PROBLEM TO SOLVE →
Whenever a line in the data holds the string "pptx", pull that line out.

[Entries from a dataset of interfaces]
○ ○ ○ ○ ○

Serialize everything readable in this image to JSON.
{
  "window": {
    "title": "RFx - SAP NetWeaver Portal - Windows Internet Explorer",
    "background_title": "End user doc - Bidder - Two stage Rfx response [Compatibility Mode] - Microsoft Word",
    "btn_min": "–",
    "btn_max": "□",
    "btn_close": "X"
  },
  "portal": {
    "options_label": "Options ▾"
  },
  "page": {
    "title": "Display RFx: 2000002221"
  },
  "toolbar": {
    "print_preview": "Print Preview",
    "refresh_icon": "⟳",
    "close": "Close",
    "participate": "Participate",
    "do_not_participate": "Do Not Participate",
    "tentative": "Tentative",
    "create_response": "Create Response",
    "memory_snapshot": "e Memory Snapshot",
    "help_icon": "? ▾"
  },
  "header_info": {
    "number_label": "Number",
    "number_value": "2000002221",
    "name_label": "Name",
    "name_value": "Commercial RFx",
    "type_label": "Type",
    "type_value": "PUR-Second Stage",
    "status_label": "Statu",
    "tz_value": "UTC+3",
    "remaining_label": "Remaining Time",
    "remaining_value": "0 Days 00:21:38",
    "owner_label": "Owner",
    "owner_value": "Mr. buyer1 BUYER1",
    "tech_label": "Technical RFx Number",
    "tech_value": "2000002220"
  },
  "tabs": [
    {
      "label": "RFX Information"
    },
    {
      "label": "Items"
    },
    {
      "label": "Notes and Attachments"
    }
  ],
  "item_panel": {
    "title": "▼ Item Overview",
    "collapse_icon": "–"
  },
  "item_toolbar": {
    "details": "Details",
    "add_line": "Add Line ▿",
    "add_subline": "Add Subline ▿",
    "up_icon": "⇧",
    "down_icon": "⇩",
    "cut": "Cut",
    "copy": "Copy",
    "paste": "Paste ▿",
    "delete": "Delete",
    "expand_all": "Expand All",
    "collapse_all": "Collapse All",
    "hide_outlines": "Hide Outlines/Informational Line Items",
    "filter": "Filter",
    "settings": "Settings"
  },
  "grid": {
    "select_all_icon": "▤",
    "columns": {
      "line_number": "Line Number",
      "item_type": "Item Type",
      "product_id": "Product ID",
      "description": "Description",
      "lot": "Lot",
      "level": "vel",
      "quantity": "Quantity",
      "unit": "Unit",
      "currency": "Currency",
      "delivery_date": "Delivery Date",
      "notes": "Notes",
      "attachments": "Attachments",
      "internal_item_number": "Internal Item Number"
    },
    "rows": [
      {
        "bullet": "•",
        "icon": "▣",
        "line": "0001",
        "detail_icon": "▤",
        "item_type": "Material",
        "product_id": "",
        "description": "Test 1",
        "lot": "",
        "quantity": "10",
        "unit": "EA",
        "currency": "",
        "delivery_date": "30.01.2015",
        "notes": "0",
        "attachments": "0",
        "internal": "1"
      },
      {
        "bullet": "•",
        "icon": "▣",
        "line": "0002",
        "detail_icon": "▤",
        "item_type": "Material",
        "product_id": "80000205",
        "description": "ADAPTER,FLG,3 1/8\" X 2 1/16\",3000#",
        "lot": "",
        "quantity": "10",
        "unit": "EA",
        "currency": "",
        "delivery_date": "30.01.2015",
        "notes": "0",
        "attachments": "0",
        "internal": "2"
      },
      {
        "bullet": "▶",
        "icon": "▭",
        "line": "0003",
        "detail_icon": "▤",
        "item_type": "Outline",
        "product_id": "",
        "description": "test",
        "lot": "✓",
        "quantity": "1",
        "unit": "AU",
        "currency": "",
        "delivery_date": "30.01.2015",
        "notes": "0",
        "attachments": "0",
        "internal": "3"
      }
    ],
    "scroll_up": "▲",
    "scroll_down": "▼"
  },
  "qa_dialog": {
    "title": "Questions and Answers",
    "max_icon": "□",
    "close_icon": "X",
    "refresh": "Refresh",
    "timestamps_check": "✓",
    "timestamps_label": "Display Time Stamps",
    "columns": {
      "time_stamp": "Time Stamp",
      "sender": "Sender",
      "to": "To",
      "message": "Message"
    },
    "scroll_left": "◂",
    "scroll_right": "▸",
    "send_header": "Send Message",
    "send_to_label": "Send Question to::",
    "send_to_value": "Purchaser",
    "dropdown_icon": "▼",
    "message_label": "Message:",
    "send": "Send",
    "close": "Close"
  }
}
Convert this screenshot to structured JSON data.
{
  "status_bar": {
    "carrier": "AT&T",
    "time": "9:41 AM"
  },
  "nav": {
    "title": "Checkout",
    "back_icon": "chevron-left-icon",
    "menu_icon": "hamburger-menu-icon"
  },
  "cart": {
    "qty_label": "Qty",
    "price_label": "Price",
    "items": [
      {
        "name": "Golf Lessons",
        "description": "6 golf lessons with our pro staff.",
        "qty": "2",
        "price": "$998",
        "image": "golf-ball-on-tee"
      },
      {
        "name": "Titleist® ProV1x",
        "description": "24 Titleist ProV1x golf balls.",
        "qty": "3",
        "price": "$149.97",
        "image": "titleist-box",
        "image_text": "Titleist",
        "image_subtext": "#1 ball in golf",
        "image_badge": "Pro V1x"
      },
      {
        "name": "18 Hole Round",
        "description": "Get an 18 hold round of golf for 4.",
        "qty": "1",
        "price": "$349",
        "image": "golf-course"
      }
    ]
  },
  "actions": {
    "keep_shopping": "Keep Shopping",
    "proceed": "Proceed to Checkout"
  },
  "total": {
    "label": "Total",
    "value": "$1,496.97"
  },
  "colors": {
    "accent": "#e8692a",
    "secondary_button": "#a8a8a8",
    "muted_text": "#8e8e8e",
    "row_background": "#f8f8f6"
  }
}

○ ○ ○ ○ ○

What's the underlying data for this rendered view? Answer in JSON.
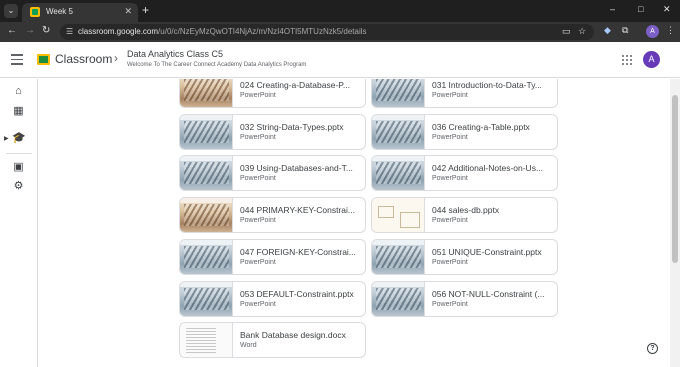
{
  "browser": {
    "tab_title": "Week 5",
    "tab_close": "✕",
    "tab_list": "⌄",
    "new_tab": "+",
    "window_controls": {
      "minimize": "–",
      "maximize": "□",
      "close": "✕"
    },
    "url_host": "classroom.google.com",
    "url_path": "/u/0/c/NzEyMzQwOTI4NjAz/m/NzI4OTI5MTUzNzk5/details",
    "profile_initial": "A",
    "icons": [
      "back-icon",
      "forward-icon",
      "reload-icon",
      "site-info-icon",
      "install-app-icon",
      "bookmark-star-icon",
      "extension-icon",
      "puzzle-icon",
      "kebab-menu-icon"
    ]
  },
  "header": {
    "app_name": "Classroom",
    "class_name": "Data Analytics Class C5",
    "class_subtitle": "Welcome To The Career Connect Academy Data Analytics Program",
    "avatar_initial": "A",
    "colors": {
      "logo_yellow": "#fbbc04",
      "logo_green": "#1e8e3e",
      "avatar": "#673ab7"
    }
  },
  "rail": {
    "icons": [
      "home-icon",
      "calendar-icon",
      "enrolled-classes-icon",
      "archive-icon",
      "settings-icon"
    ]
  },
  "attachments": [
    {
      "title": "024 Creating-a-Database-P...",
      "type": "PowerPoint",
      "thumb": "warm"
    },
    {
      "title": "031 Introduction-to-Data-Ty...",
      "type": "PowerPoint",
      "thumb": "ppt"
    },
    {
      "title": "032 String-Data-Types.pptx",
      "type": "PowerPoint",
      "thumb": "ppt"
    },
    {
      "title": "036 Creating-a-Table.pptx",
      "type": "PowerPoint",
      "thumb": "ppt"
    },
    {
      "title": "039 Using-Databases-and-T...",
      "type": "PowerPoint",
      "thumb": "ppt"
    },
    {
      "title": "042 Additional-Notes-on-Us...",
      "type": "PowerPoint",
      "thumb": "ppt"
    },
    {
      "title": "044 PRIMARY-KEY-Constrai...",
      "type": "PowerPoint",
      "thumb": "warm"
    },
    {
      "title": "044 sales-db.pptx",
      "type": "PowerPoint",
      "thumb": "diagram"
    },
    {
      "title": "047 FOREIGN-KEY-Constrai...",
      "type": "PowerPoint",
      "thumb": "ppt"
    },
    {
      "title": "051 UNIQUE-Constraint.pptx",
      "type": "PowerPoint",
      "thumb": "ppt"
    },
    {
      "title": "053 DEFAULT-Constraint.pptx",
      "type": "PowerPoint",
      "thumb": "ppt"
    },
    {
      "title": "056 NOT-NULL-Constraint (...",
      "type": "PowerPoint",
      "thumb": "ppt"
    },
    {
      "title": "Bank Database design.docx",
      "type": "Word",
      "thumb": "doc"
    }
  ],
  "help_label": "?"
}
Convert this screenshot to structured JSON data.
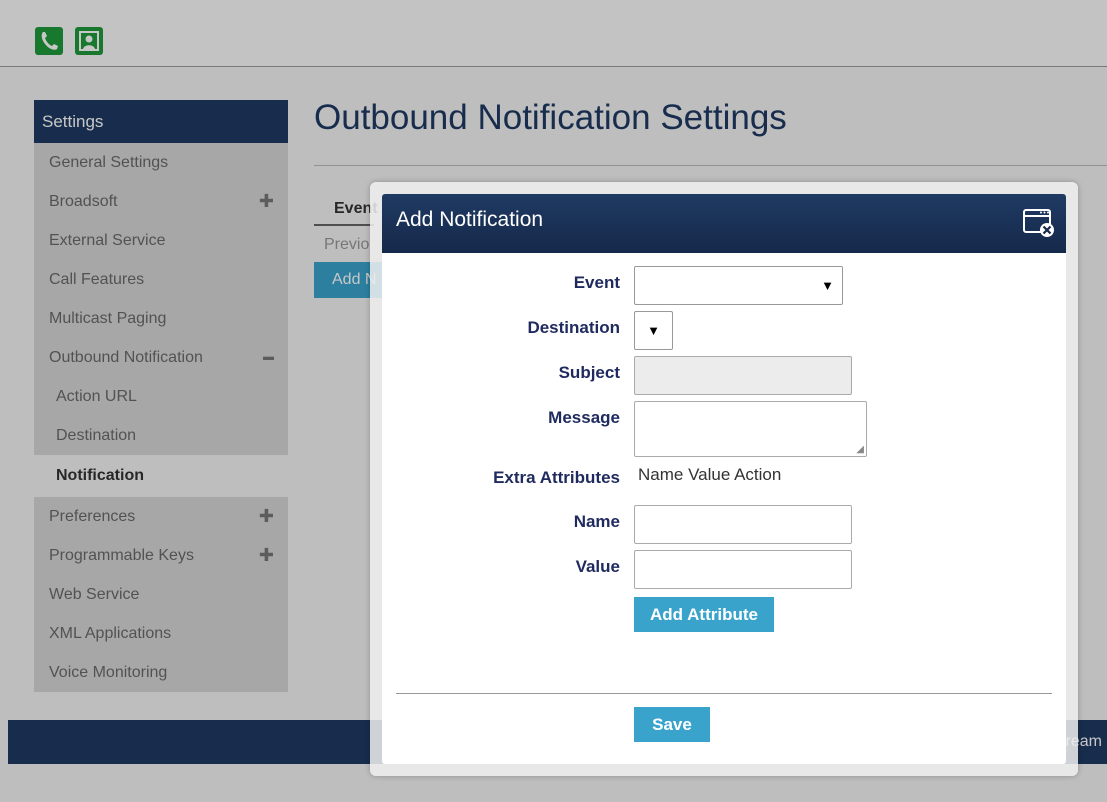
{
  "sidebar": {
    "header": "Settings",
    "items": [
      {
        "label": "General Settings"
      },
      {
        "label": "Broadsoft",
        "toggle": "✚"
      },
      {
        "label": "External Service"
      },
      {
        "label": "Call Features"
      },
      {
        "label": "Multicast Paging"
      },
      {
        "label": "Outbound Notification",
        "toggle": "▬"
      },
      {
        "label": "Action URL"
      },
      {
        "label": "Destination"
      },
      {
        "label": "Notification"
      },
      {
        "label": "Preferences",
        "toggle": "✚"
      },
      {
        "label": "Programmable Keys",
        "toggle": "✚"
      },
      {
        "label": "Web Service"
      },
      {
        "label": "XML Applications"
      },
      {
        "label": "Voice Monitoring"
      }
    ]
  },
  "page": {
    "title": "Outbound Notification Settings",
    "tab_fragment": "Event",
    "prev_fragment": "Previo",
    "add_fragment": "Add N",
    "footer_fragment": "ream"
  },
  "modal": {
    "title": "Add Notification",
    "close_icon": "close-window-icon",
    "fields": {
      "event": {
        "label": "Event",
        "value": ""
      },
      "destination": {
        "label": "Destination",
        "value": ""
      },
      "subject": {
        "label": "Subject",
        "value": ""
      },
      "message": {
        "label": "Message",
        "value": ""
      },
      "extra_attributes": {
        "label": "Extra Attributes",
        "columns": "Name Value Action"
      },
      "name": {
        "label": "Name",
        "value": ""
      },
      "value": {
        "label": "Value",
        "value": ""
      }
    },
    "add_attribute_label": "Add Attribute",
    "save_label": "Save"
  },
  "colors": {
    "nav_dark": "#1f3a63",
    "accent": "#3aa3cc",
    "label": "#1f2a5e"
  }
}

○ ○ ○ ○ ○

FINISHED TASK →
      "title": "032 String-Data-Types.pptx",
      "title": "036 Creating-a-Table.pptx",
      "title": "044 sales-db.pptx",
      "title": "051 UNIQUE-Constraint.pptx",
      "title": "053 DEFAULT-Constraint.pptx",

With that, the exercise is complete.